Berlin was our first weekender while in Norway, we traveled there in mid November, just in time for the tail end of autumn. Got some cheap flights with SAS to Tegel airport, which is very close to town. Kobe had organised a hotel for us in the western part of town. It was a funky place with great beds and an excellent breakfast buffet. Sara loves those!
Anyways, we had not done our fair share of planning, but Pete & Kobe had. Natasha & Mark came too, so we where all set for some touring! Our first stop on our way into town was an old church, Kaiser-Wilhelm-Gedächtnis-Kirche. Its a church bombed during WWII, and left like that as a reminder.
Pete had his new camera, and was firing like there was no tomorrow!
Next stop was the Memorial to the murdered Jews of Europe. We walked around the concrete tombs for a while, a very sobering place!
We also went inside the museum, and studied the exhibitions.
After that, we strolled over to the Brandenburger Tor. It was funny, because its a place I have always heard about, but never seen. Amazing though how long its been around for! Then it was on to the Reichtag building. The queue was very long, so we figured we would come back later. You only get let in in limited groups, and go through a securitycheck like you do at the airport. Takes a while!
Next up was Checkpoint Charlie. We walked there and found a nice restaurant on the way. We also stumbled over the Segway tours.
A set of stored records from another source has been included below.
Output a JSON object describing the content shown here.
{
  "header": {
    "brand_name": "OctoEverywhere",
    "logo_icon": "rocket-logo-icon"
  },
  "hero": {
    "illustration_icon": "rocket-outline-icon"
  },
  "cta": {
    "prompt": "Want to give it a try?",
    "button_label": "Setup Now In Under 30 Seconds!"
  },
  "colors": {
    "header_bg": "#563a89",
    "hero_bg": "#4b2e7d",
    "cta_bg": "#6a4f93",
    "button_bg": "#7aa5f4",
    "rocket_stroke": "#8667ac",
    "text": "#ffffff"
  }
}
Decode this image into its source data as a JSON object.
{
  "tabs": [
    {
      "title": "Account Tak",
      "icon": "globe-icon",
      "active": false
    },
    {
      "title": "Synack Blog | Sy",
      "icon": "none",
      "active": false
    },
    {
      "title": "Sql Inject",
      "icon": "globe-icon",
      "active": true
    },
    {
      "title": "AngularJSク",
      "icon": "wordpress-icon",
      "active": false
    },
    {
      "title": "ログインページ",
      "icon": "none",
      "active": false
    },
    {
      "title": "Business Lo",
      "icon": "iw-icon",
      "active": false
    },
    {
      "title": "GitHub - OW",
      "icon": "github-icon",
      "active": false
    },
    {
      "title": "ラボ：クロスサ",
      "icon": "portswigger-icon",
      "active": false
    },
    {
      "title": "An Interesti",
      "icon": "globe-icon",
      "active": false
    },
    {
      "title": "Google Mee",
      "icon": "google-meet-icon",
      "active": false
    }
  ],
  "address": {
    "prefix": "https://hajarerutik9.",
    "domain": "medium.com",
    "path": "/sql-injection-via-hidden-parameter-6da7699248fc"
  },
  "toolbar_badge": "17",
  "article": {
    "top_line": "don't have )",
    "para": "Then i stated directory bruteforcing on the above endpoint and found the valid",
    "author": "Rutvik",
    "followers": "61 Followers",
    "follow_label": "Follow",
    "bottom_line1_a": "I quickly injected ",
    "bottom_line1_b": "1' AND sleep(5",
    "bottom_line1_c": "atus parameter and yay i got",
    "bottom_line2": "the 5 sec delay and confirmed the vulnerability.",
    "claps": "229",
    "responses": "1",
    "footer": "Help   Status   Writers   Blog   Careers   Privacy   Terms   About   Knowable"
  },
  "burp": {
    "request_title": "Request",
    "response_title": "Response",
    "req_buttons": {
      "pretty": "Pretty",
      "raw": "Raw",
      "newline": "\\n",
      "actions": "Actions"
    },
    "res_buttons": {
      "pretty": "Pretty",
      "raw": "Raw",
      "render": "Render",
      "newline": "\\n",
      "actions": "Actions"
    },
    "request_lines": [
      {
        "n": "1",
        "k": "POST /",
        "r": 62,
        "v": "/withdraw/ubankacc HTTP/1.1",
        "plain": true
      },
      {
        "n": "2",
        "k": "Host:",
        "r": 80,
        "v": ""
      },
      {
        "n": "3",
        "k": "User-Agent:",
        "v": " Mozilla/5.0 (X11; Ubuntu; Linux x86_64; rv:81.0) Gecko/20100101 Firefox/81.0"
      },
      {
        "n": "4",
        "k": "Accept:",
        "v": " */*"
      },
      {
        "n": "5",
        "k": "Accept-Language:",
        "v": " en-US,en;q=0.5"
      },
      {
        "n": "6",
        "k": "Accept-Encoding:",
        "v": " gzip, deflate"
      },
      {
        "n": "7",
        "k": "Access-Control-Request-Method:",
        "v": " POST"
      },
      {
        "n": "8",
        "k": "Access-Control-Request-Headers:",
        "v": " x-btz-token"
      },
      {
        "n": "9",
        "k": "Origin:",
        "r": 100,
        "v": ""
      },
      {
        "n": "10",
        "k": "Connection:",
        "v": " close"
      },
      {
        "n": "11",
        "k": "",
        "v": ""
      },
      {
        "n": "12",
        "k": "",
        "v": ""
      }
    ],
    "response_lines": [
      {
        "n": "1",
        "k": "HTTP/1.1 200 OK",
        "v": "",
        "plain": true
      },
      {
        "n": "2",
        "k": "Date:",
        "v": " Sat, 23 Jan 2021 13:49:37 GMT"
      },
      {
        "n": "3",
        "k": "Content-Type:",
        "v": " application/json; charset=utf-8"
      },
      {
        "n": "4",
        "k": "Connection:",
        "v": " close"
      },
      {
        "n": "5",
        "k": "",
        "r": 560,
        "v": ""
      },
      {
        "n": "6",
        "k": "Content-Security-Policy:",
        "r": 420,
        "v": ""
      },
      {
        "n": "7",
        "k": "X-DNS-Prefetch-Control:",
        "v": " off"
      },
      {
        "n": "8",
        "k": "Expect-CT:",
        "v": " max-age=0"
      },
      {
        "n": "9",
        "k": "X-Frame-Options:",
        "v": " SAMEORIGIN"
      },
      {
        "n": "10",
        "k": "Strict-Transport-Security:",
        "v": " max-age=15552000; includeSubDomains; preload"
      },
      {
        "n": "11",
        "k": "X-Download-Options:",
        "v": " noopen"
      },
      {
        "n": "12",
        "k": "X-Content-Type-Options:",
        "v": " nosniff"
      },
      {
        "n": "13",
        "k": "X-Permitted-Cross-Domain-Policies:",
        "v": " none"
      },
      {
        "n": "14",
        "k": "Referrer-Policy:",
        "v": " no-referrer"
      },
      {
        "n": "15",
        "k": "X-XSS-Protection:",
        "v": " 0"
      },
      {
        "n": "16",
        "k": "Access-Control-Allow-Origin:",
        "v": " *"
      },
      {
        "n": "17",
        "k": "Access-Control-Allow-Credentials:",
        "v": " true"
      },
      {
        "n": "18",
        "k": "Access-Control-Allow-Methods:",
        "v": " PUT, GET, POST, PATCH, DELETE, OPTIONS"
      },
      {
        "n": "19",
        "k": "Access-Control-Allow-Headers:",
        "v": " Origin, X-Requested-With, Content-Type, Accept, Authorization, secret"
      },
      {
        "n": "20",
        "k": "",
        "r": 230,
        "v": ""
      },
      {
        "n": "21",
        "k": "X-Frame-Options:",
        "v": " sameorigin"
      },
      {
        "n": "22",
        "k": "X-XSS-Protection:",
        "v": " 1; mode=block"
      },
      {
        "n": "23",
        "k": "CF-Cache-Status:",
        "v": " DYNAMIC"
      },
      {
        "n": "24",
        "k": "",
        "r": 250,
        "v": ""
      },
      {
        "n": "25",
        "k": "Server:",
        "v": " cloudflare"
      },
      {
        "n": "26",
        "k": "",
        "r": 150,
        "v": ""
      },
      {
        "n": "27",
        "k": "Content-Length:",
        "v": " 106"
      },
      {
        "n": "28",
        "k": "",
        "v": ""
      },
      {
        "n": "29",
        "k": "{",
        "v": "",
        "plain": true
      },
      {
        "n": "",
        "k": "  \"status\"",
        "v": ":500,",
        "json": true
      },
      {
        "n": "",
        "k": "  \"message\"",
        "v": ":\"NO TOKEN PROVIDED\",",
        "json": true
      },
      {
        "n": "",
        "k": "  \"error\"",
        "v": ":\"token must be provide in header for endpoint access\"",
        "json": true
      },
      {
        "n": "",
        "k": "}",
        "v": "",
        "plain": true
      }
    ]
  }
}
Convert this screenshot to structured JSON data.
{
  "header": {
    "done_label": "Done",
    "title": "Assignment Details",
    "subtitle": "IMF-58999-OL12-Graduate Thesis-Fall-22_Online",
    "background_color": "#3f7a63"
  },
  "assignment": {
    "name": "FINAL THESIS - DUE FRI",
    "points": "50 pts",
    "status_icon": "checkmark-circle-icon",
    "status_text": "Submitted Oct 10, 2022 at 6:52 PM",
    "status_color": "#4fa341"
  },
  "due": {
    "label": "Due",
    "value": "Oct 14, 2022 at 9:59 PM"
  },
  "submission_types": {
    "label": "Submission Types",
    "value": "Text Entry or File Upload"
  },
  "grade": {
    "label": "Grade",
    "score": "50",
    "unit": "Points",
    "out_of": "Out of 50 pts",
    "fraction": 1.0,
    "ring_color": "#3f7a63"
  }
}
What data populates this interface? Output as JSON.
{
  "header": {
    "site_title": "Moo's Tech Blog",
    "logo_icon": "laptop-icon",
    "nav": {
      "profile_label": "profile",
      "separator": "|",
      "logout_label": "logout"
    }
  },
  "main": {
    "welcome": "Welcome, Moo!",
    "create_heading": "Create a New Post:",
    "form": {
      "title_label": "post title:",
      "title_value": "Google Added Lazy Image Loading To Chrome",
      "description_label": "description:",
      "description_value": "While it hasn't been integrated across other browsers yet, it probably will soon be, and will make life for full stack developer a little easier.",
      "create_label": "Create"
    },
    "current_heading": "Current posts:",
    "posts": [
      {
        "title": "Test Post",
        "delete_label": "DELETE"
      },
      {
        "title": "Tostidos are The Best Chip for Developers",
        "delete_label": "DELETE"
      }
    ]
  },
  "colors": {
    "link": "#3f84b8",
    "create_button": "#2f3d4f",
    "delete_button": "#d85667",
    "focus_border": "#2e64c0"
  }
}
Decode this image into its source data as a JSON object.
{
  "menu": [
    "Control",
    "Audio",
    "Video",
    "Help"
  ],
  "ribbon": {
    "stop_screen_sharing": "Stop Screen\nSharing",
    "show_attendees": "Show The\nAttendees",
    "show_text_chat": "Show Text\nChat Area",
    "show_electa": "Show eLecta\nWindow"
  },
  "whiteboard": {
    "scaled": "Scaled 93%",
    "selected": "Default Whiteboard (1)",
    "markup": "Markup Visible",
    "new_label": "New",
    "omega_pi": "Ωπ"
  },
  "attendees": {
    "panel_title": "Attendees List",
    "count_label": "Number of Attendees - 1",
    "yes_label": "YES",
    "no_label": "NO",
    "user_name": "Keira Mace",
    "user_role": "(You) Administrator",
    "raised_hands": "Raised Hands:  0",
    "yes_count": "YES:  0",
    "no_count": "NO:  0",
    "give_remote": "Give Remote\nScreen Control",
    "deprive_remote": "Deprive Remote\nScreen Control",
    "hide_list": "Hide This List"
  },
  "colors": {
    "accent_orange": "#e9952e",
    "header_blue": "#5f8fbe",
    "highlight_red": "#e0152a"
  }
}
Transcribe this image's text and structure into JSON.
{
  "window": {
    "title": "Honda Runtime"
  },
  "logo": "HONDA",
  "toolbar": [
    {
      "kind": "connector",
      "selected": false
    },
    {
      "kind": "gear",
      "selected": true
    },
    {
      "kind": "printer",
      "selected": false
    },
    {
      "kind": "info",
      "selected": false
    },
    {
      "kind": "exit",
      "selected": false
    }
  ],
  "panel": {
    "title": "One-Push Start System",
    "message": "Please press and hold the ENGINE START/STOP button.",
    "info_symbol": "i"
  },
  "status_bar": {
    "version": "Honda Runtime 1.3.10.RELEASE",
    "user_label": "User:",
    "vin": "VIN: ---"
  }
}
I’m a bit skeptical to those, haven’t tried one, but it seems like the tour is more for the sake of the Segway, rather than the tour. We also stumbled upon the Ampelmannshop, much to Natashas delight. The Ampelmann is some kind of cult symbol, and apparently visible all around the old East Germany on the pedestrian crossings.
Anyways, there is a replica Checkpoint Charlie there now, Its actually Checkpoint C, with the Charlie coming from the phonetic Charlie for C. They also got some portraits of a Russian and American soldier, didn’t quite get the significance of them, but they where seemingly serving border guards. Next up was the Mauer Museum. It is a kind museum of creative citizens, and what they did to cross the Berlin wall. Most made it, but some didn’t. In any case they had some pretty wacky ideas some of them. From there, we headed to the Topography of terror. Its a open air exhibition of what the SS did during the WWII, with some pretty harrowing stories too
This first day was really all about the WWII and the Cold War. I think its pretty incomprehensible the atrocities performed of the governments at the time, and the scale of it. I think its easy to reflect on it now though, and condemn it since we have dealt with it through history. It was something that had a direct impact on all my grandparents, so I have always heard about it, and seen the pictures. Currently there are still conflicts going on in the world, but now the scale is smaller, and they are internal conflicts, so its easier to ignore it. We shouldn’t.
Ok, Ill get back onto the trip. Then, at the end of the day, it was back to the Reichtag for the nightscape view before dinner and beer.
Sunday Kobe had organized a Fat Bike Tour. The tour took us around to different sights, some we had seen the day before. Some were new.
2-man east German guard towers. 2 in case 1 decided they bolt.
Phat chicks on Fat bikes
Halfway stop on the tour was a forest cafe in one of the parks, where we had lots of nice beer. On the way back, Petes bladder was starting to feel the pressure. Every stop along the way just became more and more agonizing for him after we left the forest.
Museum Island, the second last agonizing stop for Pete
He made it back though, but only just….
We had intended to go up in the tower, but it was expensive, and the queue was long.
At the very end here, I want to include some links regarding the fall of the Berlin wall. First, read this article about Günter Schabowski, then watch this video where he stuffs up, and this one with all the happy people!
Ok, I think that’s it! Berlin was great, very interesting place! I think the history overshadows the city a bit when you come there as a tourist. I wouldn’t mind going back, and seeing the more contemporary side of it one day.
Apologies for the somewhat distracted storytelling, but since its been a while now since we where there, some of the thoughts have matured a bit, and some are a bit vaguer, hence why I’m trying to get up to speed with all these stories now before its too late.